| PROBLEM STATEMENT |
Look through the records below, and whenever a line contains "JSON", copy it.
START RECORDED DATA
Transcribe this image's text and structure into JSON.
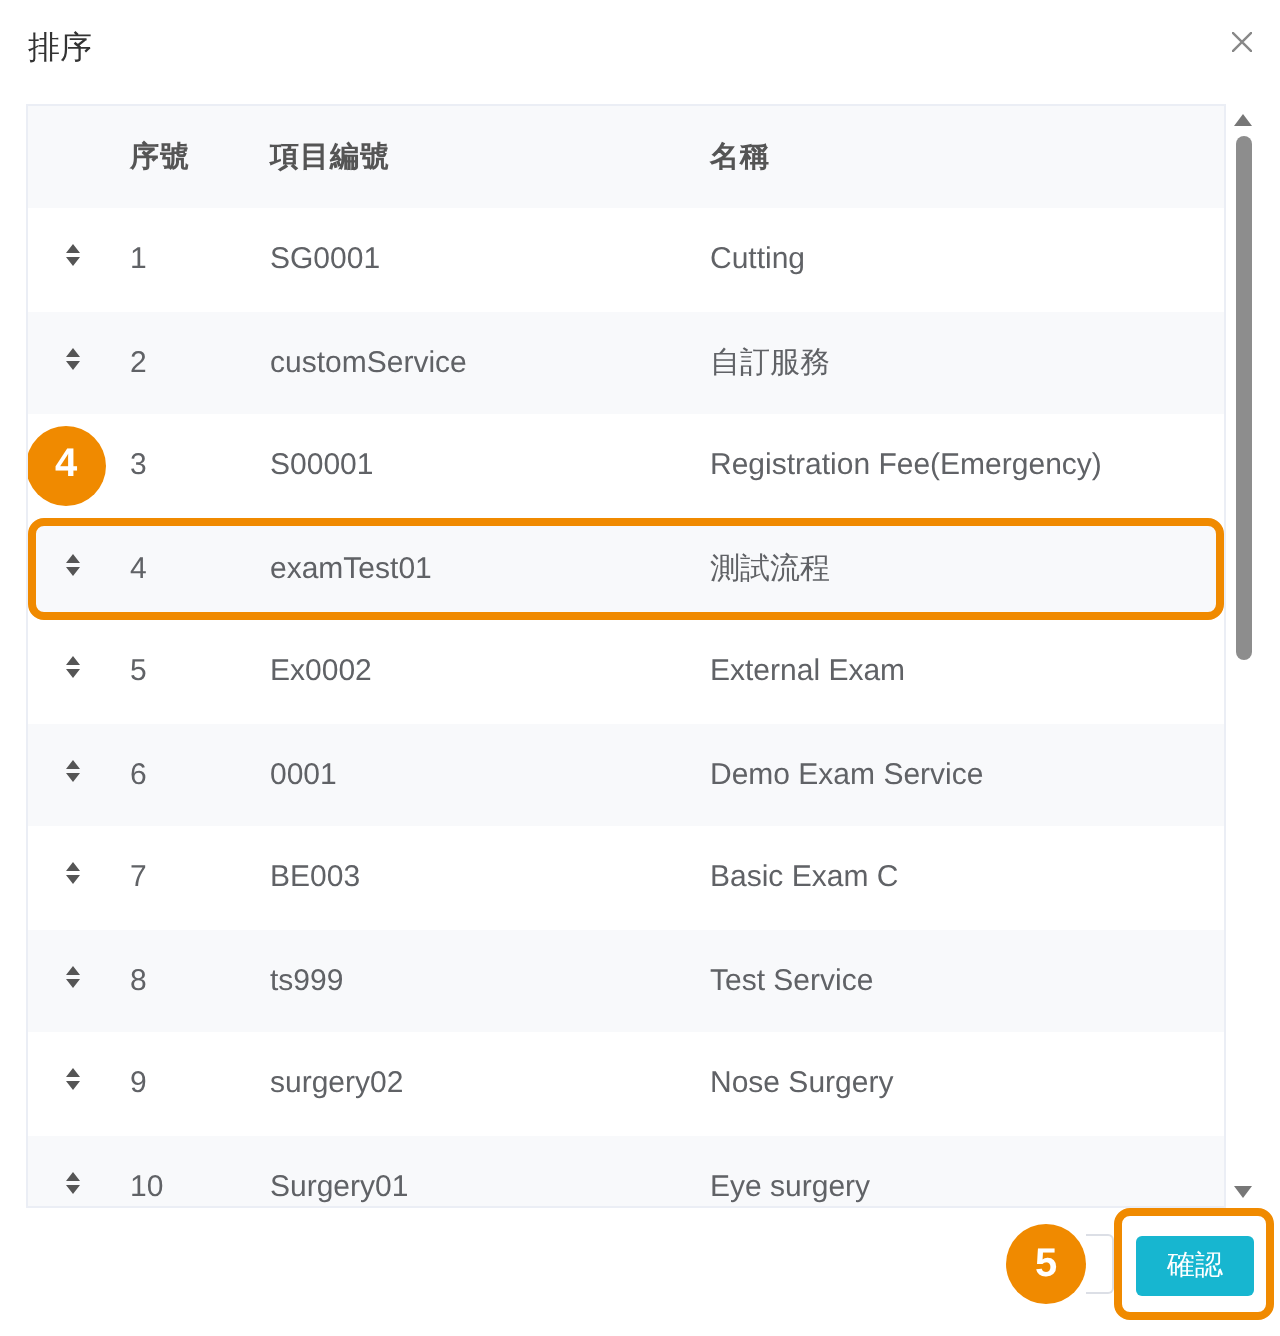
{
  "dialog": {
    "title": "排序",
    "table": {
      "columns": [
        {
          "label": "序號"
        },
        {
          "label": "項目編號"
        },
        {
          "label": "名稱"
        }
      ],
      "rows": [
        {
          "index": "1",
          "code": "SG0001",
          "name": "Cutting",
          "outlined": false
        },
        {
          "index": "2",
          "code": "customService",
          "name": "自訂服務",
          "outlined": false
        },
        {
          "index": "3",
          "code": "S00001",
          "name": "Registration Fee(Emergency)",
          "outlined": false,
          "callout": "4"
        },
        {
          "index": "4",
          "code": "examTest01",
          "name": "測試流程",
          "outlined": true
        },
        {
          "index": "5",
          "code": "Ex0002",
          "name": "External Exam",
          "outlined": false
        },
        {
          "index": "6",
          "code": "0001",
          "name": "Demo Exam Service",
          "outlined": false
        },
        {
          "index": "7",
          "code": "BE003",
          "name": "Basic Exam C",
          "outlined": false
        },
        {
          "index": "8",
          "code": "ts999",
          "name": "Test Service",
          "outlined": false
        },
        {
          "index": "9",
          "code": "surgery02",
          "name": "Nose Surgery",
          "outlined": false
        },
        {
          "index": "10",
          "code": "Surgery01",
          "name": "Eye surgery",
          "outlined": false
        }
      ]
    },
    "footer": {
      "buttons": [
        {
          "kind": "secondary",
          "outlined": false,
          "callout": "5"
        },
        {
          "kind": "primary",
          "label": "確認",
          "outlined": true
        }
      ]
    }
  }
}
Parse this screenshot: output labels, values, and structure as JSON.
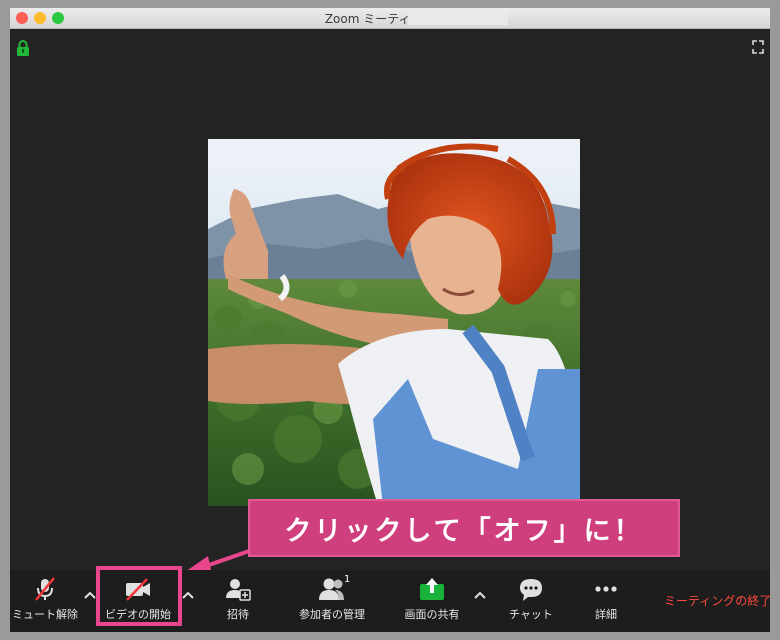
{
  "window": {
    "title": "Zoom ミーティング ID:"
  },
  "colors": {
    "accent": "#cf3f7d",
    "share_green": "#19b33a",
    "end_red": "#ff4a40",
    "highlight": "#e8478e"
  },
  "callout": {
    "text": "クリックして「オフ」に！"
  },
  "toolbar": {
    "mute_label": "ミュート解除",
    "video_label": "ビデオの開始",
    "invite_label": "招待",
    "participants_label": "参加者の管理",
    "participants_count": "1",
    "share_label": "画面の共有",
    "chat_label": "チャット",
    "more_label": "詳細",
    "end_label": "ミーティングの終了"
  },
  "icons": [
    "lock-icon",
    "fullscreen-icon",
    "microphone-muted-icon",
    "video-off-icon",
    "invite-icon",
    "participants-icon",
    "share-screen-icon",
    "chat-icon",
    "more-icon",
    "chevron-up-icon"
  ]
}
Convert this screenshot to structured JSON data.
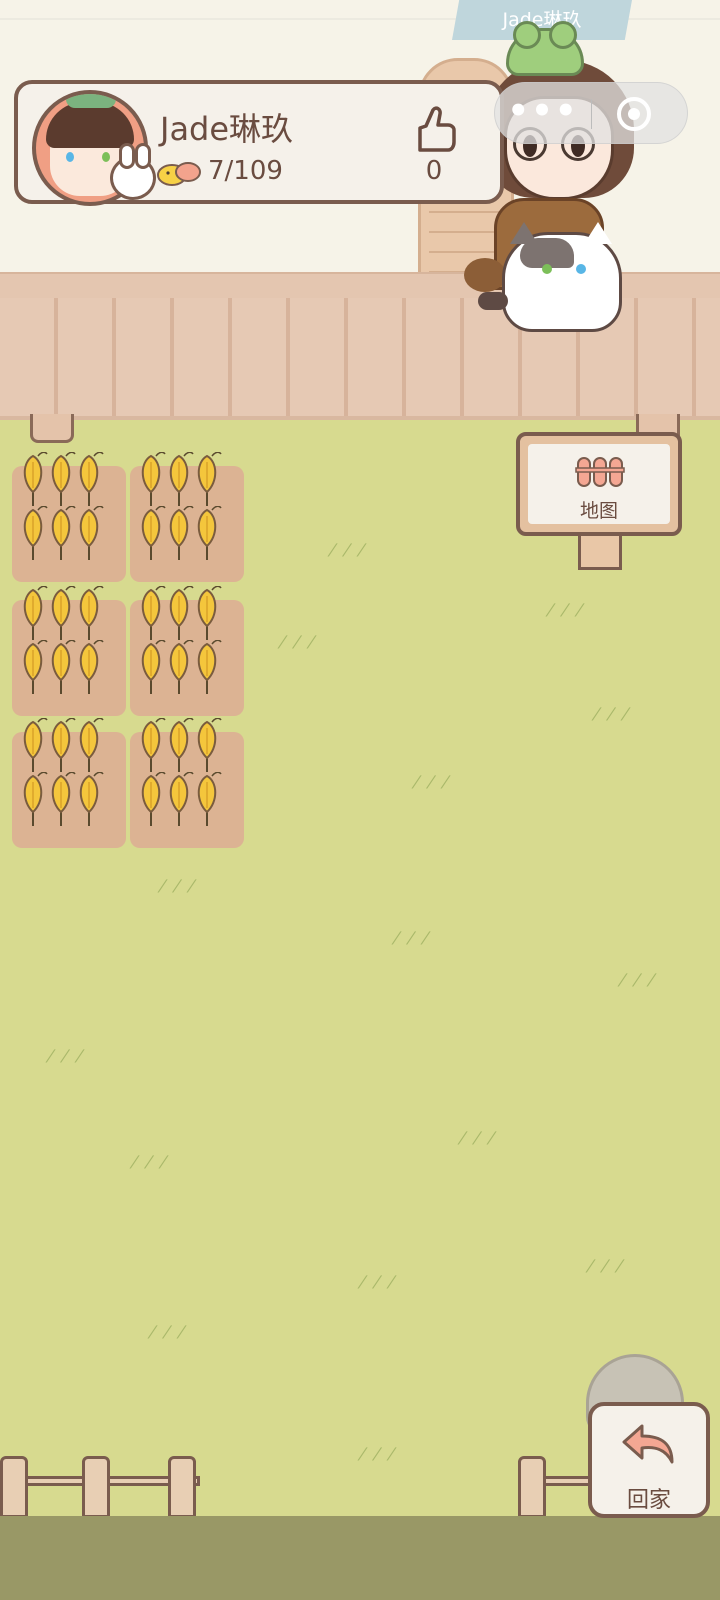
{
  "player": {
    "banner_name": "Jade琳玖",
    "name": "Jade琳玖",
    "exp_text": "7/109",
    "likes": "0"
  },
  "nav": {
    "map_label": "地图",
    "home_label": "回家"
  },
  "icons": {
    "more": "•••",
    "close": "record-icon"
  },
  "colors": {
    "grass": "#d7da8f",
    "panel": "#f5f1ea",
    "outline": "#7a5c4e",
    "soil": "#dcb393",
    "crop": "#f4c63c",
    "text": "#6a4c40"
  },
  "farm": {
    "plots": [
      {
        "crop": "wheat",
        "stage": "ripe"
      },
      {
        "crop": "wheat",
        "stage": "ripe"
      },
      {
        "crop": "wheat",
        "stage": "ripe"
      },
      {
        "crop": "wheat",
        "stage": "ripe"
      },
      {
        "crop": "wheat",
        "stage": "ripe"
      },
      {
        "crop": "wheat",
        "stage": "ripe"
      }
    ]
  }
}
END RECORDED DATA
| FINISHED EXERCISE |
Transcribe this image's text and structure into JSON.
Parse this screenshot: output labels, values, and structure as JSON.
Convert this screenshot to structured JSON data.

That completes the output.